sims 060619SPRINGFIELD— A plan sponsored by State Senator Elgie R. Sims Jr. (D-Chicago) that aims to help lower the alarming maternal death rate in Illinois was signed into law Friday.

The plan will create a Diversity in Health Care Professions Task Force in an effort to develop strategies that will lead to increasing the number of minority health care professionals in Illinois.

“It is important that the health care field is a diverse one, as diversity improves the quality of the services and care provided,” Sims said. “Our health care providers are providing good, quality services; however, many times the health care needs of women, particularly black women and other women of color, aren’t taken seriously until it’s too late. This new law will help diversify the field of physicians and other health care professionals to ensure these mothers receive sound medical advice and the highest quality of care.”

The bill requires the task force to prepare annual summary reports and recommendations to the governor and legislature starting Dec. 1, 2020.

House Bill 2896 takes effect on Jan. 1, 2020.

New Sims law will require students to learn Illinois history

sims 030619SPRINGFIELD—A plan to require Illinois history to be taught in schools was signed into law Friday.

State Senator Elgie R. Sims Jr., a Democrat from Chicago, sponsored the bill that would create a requirement that Illinois history be taught in public schools.

“Teaching our future leaders their state’s history is a major step toward a better Illinois,” Sims said. “It is important that our students learn how our state got to this point, so they can get a deeper understanding of society and, hopefully, join the process of improving Illinois.”

Currently, there is not a specific requirement that Illinois history be taught as part of the U.S. history requirement in K-12 schools. The law does require the course to include a comprehensive idea of our democratic form of government, the role and contributions of African Americans, Hispanics and other ethnic groups, and the role of labor unions.

“Illinois government has a considerable effect on young people’s lives, especially when it comes to their education,” Sims said. “As state leaders, it’s important that we make it a priority to educate students about how the legislative process works and our great state’s history.”

Senate Bill 1601 requires schools to start teaching Illinois history during the 2020-2021 school year.

New Sims law brings Illinois IDs up to travel standards

sims ID 080519SPRINGFIELD—A plan to update driver’s license services in Illinois to follow federal ID rules was signed into law Friday.
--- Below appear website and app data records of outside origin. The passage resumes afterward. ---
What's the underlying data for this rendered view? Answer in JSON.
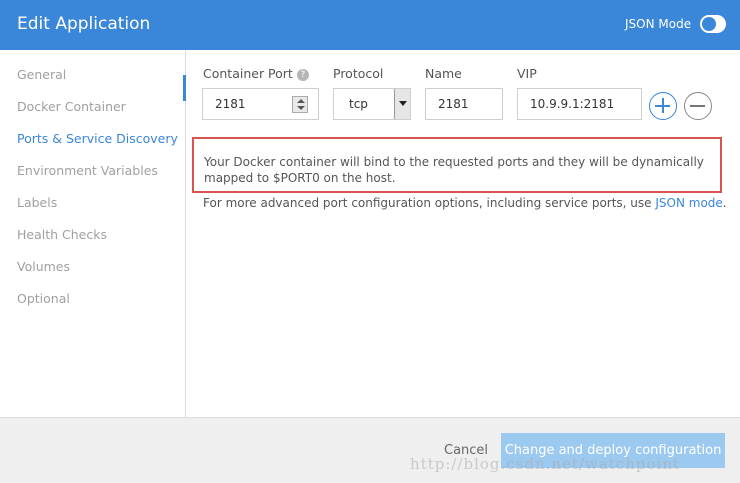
{
  "header": {
    "title": "Edit Application",
    "json_mode_label": "JSON Mode",
    "json_mode_on": false
  },
  "sidebar": {
    "items": [
      {
        "label": "General",
        "active": false
      },
      {
        "label": "Docker Container",
        "active": false
      },
      {
        "label": "Ports & Service Discovery",
        "active": true
      },
      {
        "label": "Environment Variables",
        "active": false
      },
      {
        "label": "Labels",
        "active": false
      },
      {
        "label": "Health Checks",
        "active": false
      },
      {
        "label": "Volumes",
        "active": false
      },
      {
        "label": "Optional",
        "active": false
      }
    ]
  },
  "form": {
    "container_port": {
      "label": "Container Port",
      "value": "2181"
    },
    "protocol": {
      "label": "Protocol",
      "value": "tcp"
    },
    "name": {
      "label": "Name",
      "value": "2181"
    },
    "vip": {
      "label": "VIP",
      "value": "10.9.9.1:2181"
    },
    "help_glyph": "?"
  },
  "notice": {
    "text": "Your Docker container will bind to the requested ports and they will be dynamically mapped to $PORT0 on the host."
  },
  "more_info": {
    "text": "For more advanced port configuration options, including service ports, use ",
    "link": "JSON mode",
    "suffix": "."
  },
  "footer": {
    "cancel_label": "Cancel",
    "deploy_label": "Change and deploy configuration"
  },
  "watermark": "http://blog.csdn.net/watchpoint",
  "colors": {
    "accent": "#3a86d8",
    "notice_border": "#d9534f",
    "deploy_button": "#9cc9f0"
  },
  "icons": {
    "add": "plus-circle-icon",
    "remove": "minus-circle-icon",
    "help": "question-circle-icon"
  }
}
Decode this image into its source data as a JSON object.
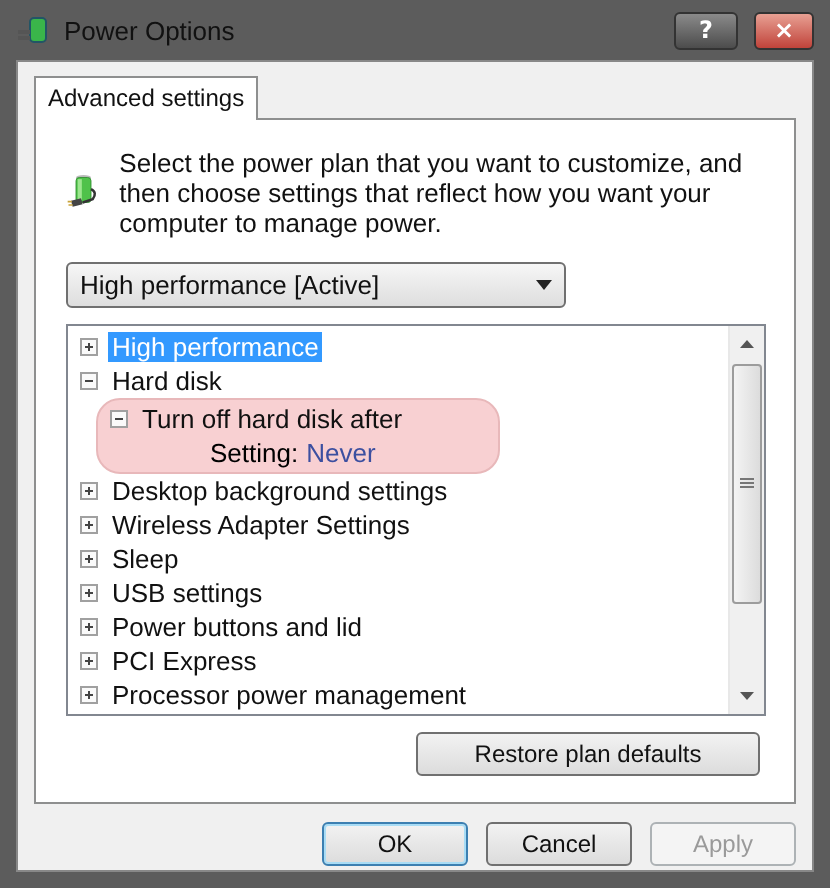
{
  "window": {
    "title": "Power Options",
    "help_button": "?",
    "close_button": "×"
  },
  "tabs": [
    {
      "label": "Advanced settings",
      "selected": true
    }
  ],
  "description": "Select the power plan that you want to customize, and then choose settings that reflect how you want your computer to manage power.",
  "plan_dropdown": {
    "value": "High performance [Active]"
  },
  "tree": [
    {
      "label": "High performance",
      "expanded": false,
      "selected": true,
      "highlighted": false
    },
    {
      "label": "Hard disk",
      "expanded": true,
      "selected": false,
      "highlighted": false,
      "children": [
        {
          "label": "Turn off hard disk after",
          "expanded": true,
          "selected": false,
          "highlighted": true,
          "setting": {
            "label": "Setting:",
            "value": "Never"
          }
        }
      ]
    },
    {
      "label": "Desktop background settings",
      "expanded": false,
      "selected": false,
      "highlighted": false
    },
    {
      "label": "Wireless Adapter Settings",
      "expanded": false,
      "selected": false,
      "highlighted": false
    },
    {
      "label": "Sleep",
      "expanded": false,
      "selected": false,
      "highlighted": false
    },
    {
      "label": "USB settings",
      "expanded": false,
      "selected": false,
      "highlighted": false
    },
    {
      "label": "Power buttons and lid",
      "expanded": false,
      "selected": false,
      "highlighted": false
    },
    {
      "label": "PCI Express",
      "expanded": false,
      "selected": false,
      "highlighted": false
    },
    {
      "label": "Processor power management",
      "expanded": false,
      "selected": false,
      "highlighted": false
    }
  ],
  "restore_button": "Restore plan defaults",
  "buttons": [
    {
      "label": "OK",
      "disabled": false,
      "default": true
    },
    {
      "label": "Cancel",
      "disabled": false,
      "default": false
    },
    {
      "label": "Apply",
      "disabled": true,
      "default": false
    }
  ]
}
State Senator Elgie R. Sims, Jr., a Chicago Democrat, sponsored the plan, which puts in place the REAL ID standards established by the federal government. Adopting the plan would prevent major travel difficulties for Illinoisans, as air travel security standards are set to mandate REAL ID standards for IDs.

“Updating Illinois IDs to REAL ID standards will prevent confusion and, more importantly, help to protect the people of Illinois as they travel,” Sims said. “The new law will help people avoid headaches as they go through airport or any other federal security.”

Illinois is compliant with the REAL ID Act. Current non-Real ID compliant driver’s license and identification cards will be accepted at airports until October 1, 2020. 

After this date, people with Illinois driver’s licenses and identification cards will need to provide additional documentation in order for their cards to become REAL ID compliant.

House Bill 2315 takes effect on Jan. 1.

Senator Elgie R. Sims Jr.

Senator Elgie R. Sims Jr.

17th District

Years served: 2012–2018 (House); 2018–Present (Senate)

Committee assignments: Appropriations I; Appropriations II (Vice-Chairperson); Criminal Law (Chairperson); Judiciary; Telecommunications & InfoTechnology; Subcommittee on Capital.

Biography: Attorney; born in Chicago; B.S., Political Science, Illinois State University; M.P.A., University of Illinois; J.D., Loyola University Chicago School of Law; married, has two children.

Associated Representatives:
Marcus C. Evans, Jr.
Nicholas K. Smith